→ **Exercise data**
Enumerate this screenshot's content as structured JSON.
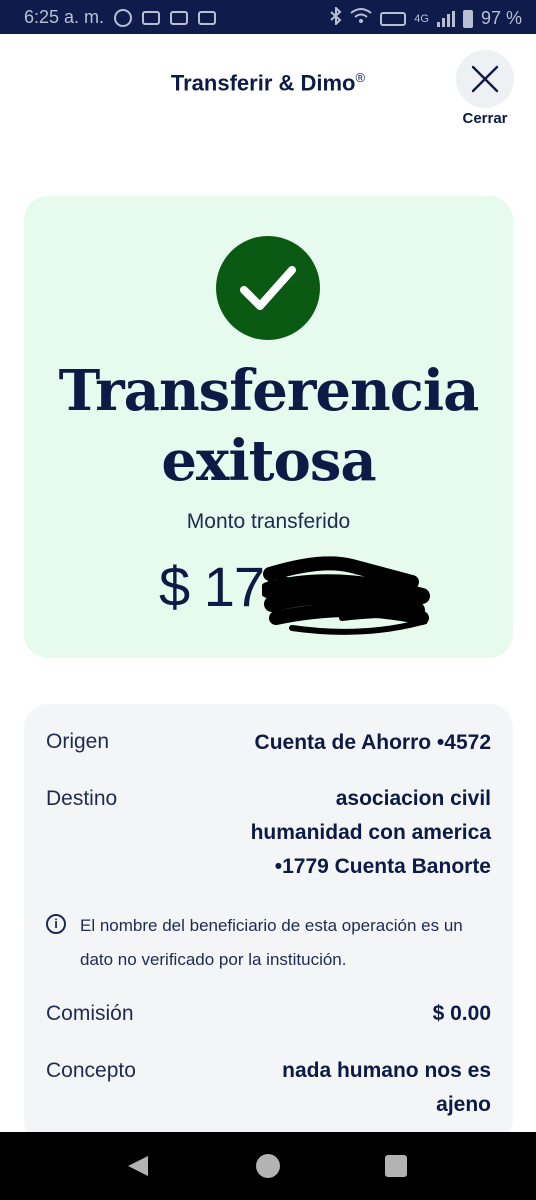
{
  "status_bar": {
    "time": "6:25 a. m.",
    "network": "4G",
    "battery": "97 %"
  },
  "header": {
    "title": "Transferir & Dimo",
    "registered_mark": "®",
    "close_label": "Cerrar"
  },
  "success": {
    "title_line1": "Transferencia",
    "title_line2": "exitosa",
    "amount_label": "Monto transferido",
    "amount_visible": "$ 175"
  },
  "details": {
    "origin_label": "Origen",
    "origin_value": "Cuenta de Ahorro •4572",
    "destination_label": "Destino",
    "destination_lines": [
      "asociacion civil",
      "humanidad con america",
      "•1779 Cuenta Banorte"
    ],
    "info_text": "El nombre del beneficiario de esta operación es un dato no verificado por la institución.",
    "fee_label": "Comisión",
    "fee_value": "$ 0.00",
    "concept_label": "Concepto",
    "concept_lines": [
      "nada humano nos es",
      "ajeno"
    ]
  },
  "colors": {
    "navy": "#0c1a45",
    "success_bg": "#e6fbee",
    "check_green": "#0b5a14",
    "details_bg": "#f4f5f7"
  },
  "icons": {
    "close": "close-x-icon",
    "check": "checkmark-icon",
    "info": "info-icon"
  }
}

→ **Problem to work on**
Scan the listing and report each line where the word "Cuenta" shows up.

→ **Exercise response**
    "origin_value": "Cuenta de Ahorro •4572",
      "•1779 Cuenta Banorte"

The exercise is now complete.